When I got to the part of the story where the ship slipped under the water, my eyes blurred with tears as I thought of all the lives lost and families shattered. I realized how close our family had come to extinction; my uncles, my cousins, my father, my sister and I wouldn't have ever even existed. I'd heard the story told by various family members before, but this time my grandmother's own voice was behind it all.
Madeleine had been a stranger to me as I had no memories of her, but suddenly I wanted so much to know her, but I couldn't. She was gone, and the diary was all that was left. Like most teenage girls I put the ghosts of the past aside and got caught up in the here and now, worried instead about boys and bad hair days. I'm sad to say I let thoughts of my grandmother fade into the background.
Forming tight-knit relationships
As an adult, deeper questions and a sense of urgency arose in me as my parents grew older and other family members passed away, taking their stories with them. So I started asking questions about Madeleine. In the 30 years since she died, her memory hasn't faded in the minds and hearts of the people who loved her. My father remembers how she waited for him every day after school with a snack and a sympathetic ear. He remembers her rose garden and how she always used to wear wool sweaters in August. Madeleine had close relationships with her daughters-in-law and my mother and aunts spent hours upon hours talking with her over tea. They recall that she adored her four sons but also longed for a daughter to talk to. After five more boys were born to her sons, she was delighted when I came along in 1975, the first girl born into the Mann family in two generations.
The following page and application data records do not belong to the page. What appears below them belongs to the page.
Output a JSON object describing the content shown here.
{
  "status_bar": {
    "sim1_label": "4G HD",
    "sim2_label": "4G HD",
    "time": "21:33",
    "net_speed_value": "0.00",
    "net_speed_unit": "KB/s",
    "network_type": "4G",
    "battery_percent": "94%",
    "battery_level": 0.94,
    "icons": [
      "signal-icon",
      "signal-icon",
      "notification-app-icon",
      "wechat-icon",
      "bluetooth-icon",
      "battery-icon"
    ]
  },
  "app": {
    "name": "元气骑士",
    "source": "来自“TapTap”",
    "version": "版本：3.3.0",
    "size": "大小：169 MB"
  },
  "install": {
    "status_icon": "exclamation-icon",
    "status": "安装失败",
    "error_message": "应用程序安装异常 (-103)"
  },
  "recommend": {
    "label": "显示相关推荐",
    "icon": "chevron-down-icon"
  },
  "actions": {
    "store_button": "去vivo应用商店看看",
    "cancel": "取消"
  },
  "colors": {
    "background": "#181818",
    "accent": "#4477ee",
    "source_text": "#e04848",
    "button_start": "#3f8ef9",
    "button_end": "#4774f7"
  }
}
Madeleine's influence as a woman and a matriarch is in the background of my family, and now I've begun to catch glimpses of her in many of our family's nooks and crannies. She's the reason my father loves to play the piano; the one who taught him never to shout in the house. Through the memories and mementoes of my father, uncles and cousins, she continues to speak to me.
In an old box, I recently found a ragged envelope containing her original notes. They were lovingly handwritten in an even, flowing script on small sheets of unlined paper and each one was crossed out with a single line to indicate it had been correctly typed. On the backs of several of the pages were unsteady messages she'd written to nurses and family in her final days, when, due to illness, she could no longer speak. She'd kept the pages with her as she lay on her deathbed, afraid her legacy would be lost, discarded or forgotten. I think she would be quite pleased to know just how far her words have travelled.